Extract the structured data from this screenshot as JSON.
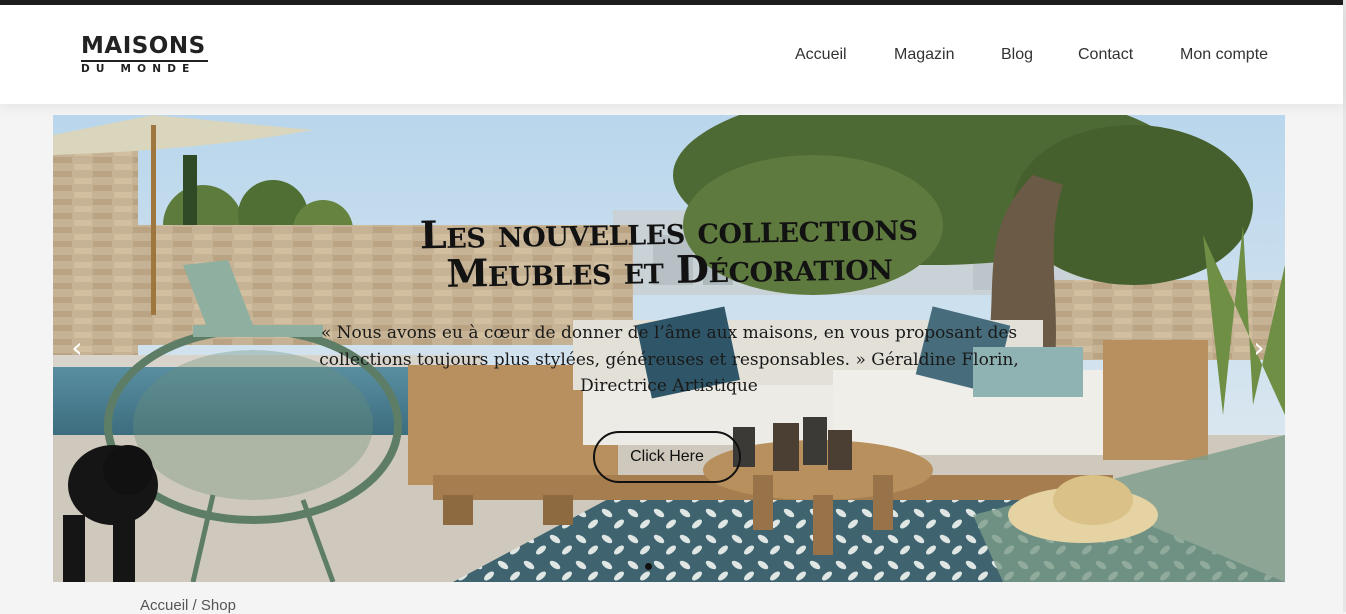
{
  "brand": {
    "name_top": "MAISONS",
    "name_bottom": "DU MONDE"
  },
  "nav": {
    "items": [
      {
        "label": "Accueil"
      },
      {
        "label": "Magazin"
      },
      {
        "label": "Blog"
      },
      {
        "label": "Contact"
      },
      {
        "label": "Mon compte"
      }
    ]
  },
  "hero": {
    "title_line1": "Les nouvelles collections",
    "title_line2": "Meubles et Décoration",
    "quote": "« Nous avons eu à cœur de donner de l’âme aux maisons, en vous proposant des collections toujours plus stylées, généreuses et responsables. » Géraldine Florin, Directrice Artistique",
    "button_label": "Click Here",
    "prev_icon": "chevron-left-icon",
    "next_icon": "chevron-right-icon",
    "slides_count": 3,
    "active_slide": 1
  },
  "breadcrumb": {
    "home": "Accueil",
    "separator": "/",
    "current": "Shop"
  },
  "colors": {
    "topbar": "#1f1f1f",
    "header_bg": "#ffffff",
    "text_dark": "#333333"
  }
}
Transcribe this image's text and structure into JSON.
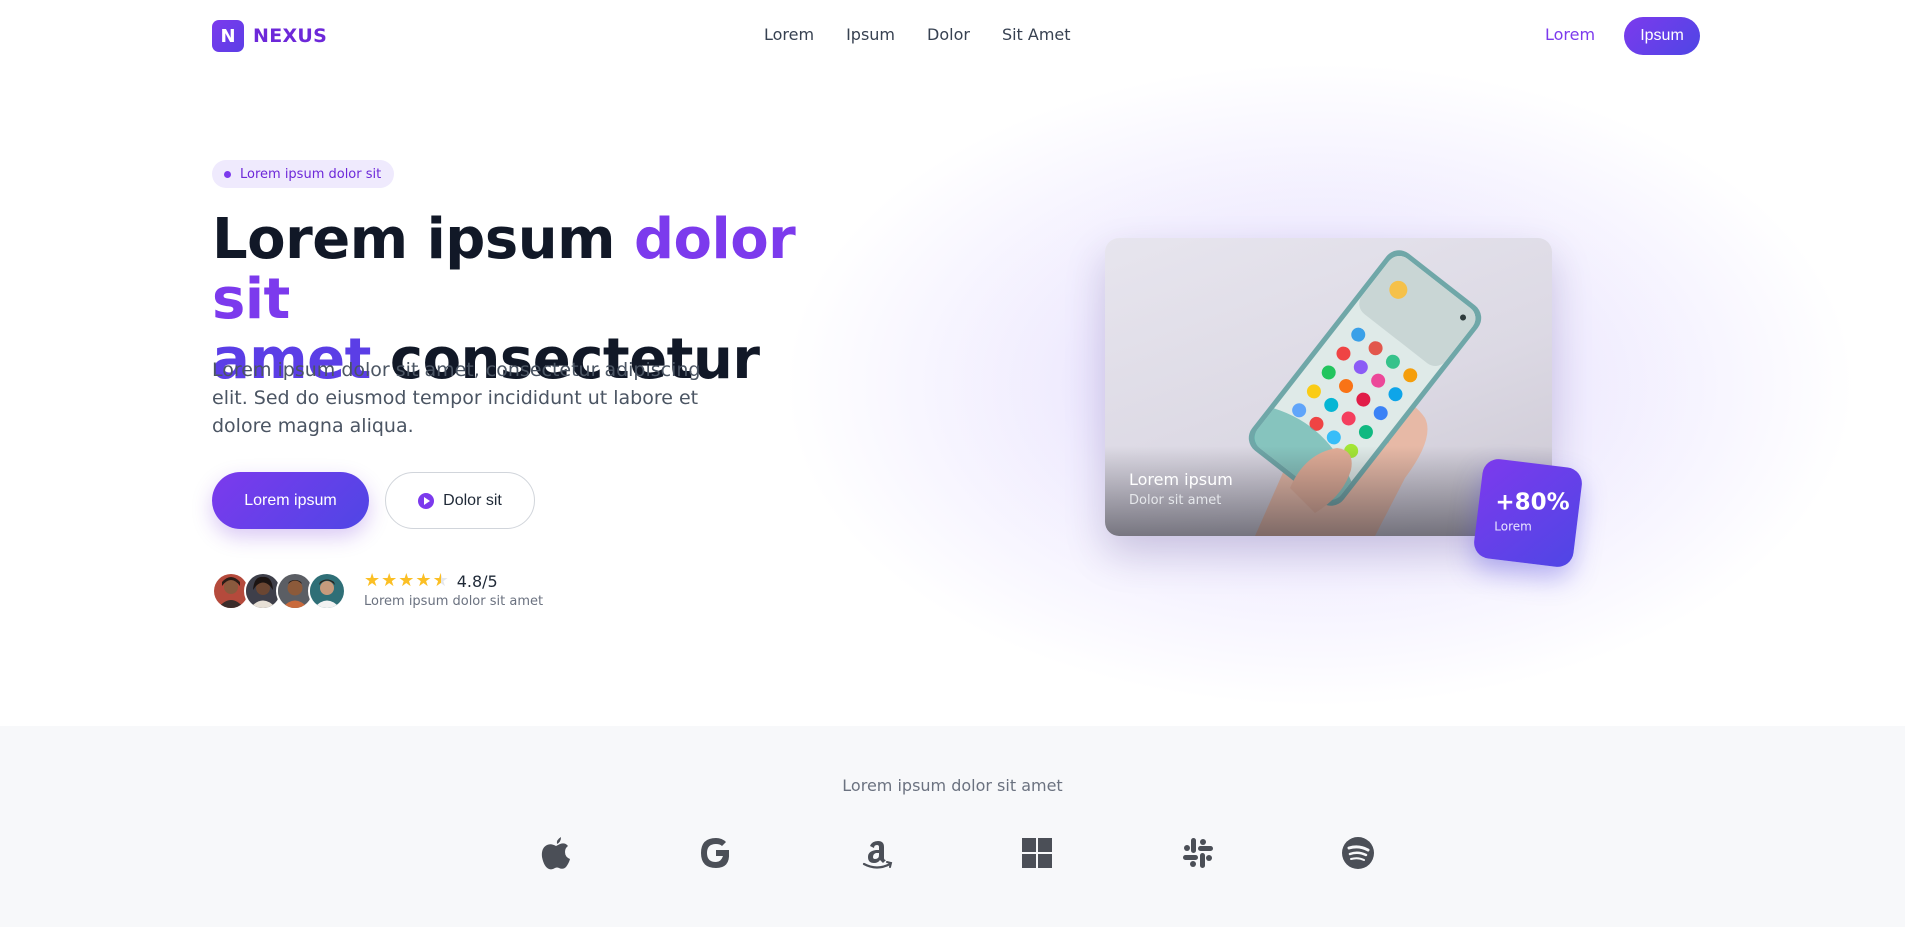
{
  "nav": {
    "logo_letter": "N",
    "brand": "NEXUS",
    "links": [
      "Lorem",
      "Ipsum",
      "Dolor",
      "Sit Amet"
    ],
    "login": "Lorem",
    "cta": "Ipsum"
  },
  "hero": {
    "badge": "Lorem ipsum dolor sit",
    "headline": {
      "part1": "Lorem ipsum ",
      "accent1": "dolor sit",
      "accent2": "amet",
      "part2": " consectetur"
    },
    "lead": "Lorem ipsum dolor sit amet, consectetur adipiscing elit. Sed do eiusmod tempor incididunt ut labore et dolore magna aliqua.",
    "primary_button": "Lorem ipsum",
    "secondary_button": "Dolor sit",
    "rating_value": "4.8/5",
    "rating_caption": "Lorem ipsum dolor sit amet",
    "rating_stars": 4.5
  },
  "card": {
    "title": "Lorem ipsum",
    "subtitle": "Dolor sit amet"
  },
  "stat": {
    "value": "+80%",
    "label": "Lorem"
  },
  "logos": {
    "caption": "Lorem ipsum dolor sit amet",
    "icons": [
      "apple-icon",
      "google-icon",
      "amazon-icon",
      "windows-icon",
      "slack-icon",
      "spotify-icon"
    ]
  },
  "colors": {
    "accent": "#7c3aed",
    "accent_dark": "#4f46e5",
    "text": "#111827",
    "muted": "#6b7280",
    "star": "#fbbf24",
    "strip_bg": "#f7f8fa"
  }
}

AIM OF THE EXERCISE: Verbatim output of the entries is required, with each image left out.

WRITTEN SOLUTION:
Extract the structured data from this screenshot as JSON.
{
  "brand": {
    "name_top": "MAISONS",
    "name_bottom": "DU MONDE"
  },
  "nav": {
    "items": [
      {
        "label": "Accueil"
      },
      {
        "label": "Magazin"
      },
      {
        "label": "Blog"
      },
      {
        "label": "Contact"
      },
      {
        "label": "Mon compte"
      }
    ]
  },
  "hero": {
    "title_line1": "Les nouvelles collections",
    "title_line2": "Meubles et Décoration",
    "quote": "« Nous avons eu à cœur de donner de l’âme aux maisons, en vous proposant des collections toujours plus stylées, généreuses et responsables. » Géraldine Florin, Directrice Artistique",
    "button_label": "Click Here",
    "prev_icon": "chevron-left-icon",
    "next_icon": "chevron-right-icon",
    "slides_count": 3,
    "active_slide": 1
  },
  "breadcrumb": {
    "home": "Accueil",
    "separator": "/",
    "current": "Shop"
  },
  "colors": {
    "topbar": "#1f1f1f",
    "header_bg": "#ffffff",
    "text_dark": "#333333"
  }
}
Transcribe this image's text and structure into JSON.
{
  "nav": {
    "logo_letter": "N",
    "brand": "NEXUS",
    "links": [
      "Lorem",
      "Ipsum",
      "Dolor",
      "Sit Amet"
    ],
    "login": "Lorem",
    "cta": "Ipsum"
  },
  "hero": {
    "badge": "Lorem ipsum dolor sit",
    "headline": {
      "part1": "Lorem ipsum ",
      "accent1": "dolor sit",
      "accent2": "amet",
      "part2": " consectetur"
    },
    "lead": "Lorem ipsum dolor sit amet, consectetur adipiscing elit. Sed do eiusmod tempor incididunt ut labore et dolore magna aliqua.",
    "primary_button": "Lorem ipsum",
    "secondary_button": "Dolor sit",
    "rating_value": "4.8/5",
    "rating_caption": "Lorem ipsum dolor sit amet",
    "rating_stars": 4.5
  },
  "card": {
    "title": "Lorem ipsum",
    "subtitle": "Dolor sit amet"
  },
  "stat": {
    "value": "+80%",
    "label": "Lorem"
  },
  "logos": {
    "caption": "Lorem ipsum dolor sit amet",
    "icons": [
      "apple-icon",
      "google-icon",
      "amazon-icon",
      "windows-icon",
      "slack-icon",
      "spotify-icon"
    ]
  },
  "colors": {
    "accent": "#7c3aed",
    "accent_dark": "#4f46e5",
    "text": "#111827",
    "muted": "#6b7280",
    "star": "#fbbf24",
    "strip_bg": "#f7f8fa"
  }
}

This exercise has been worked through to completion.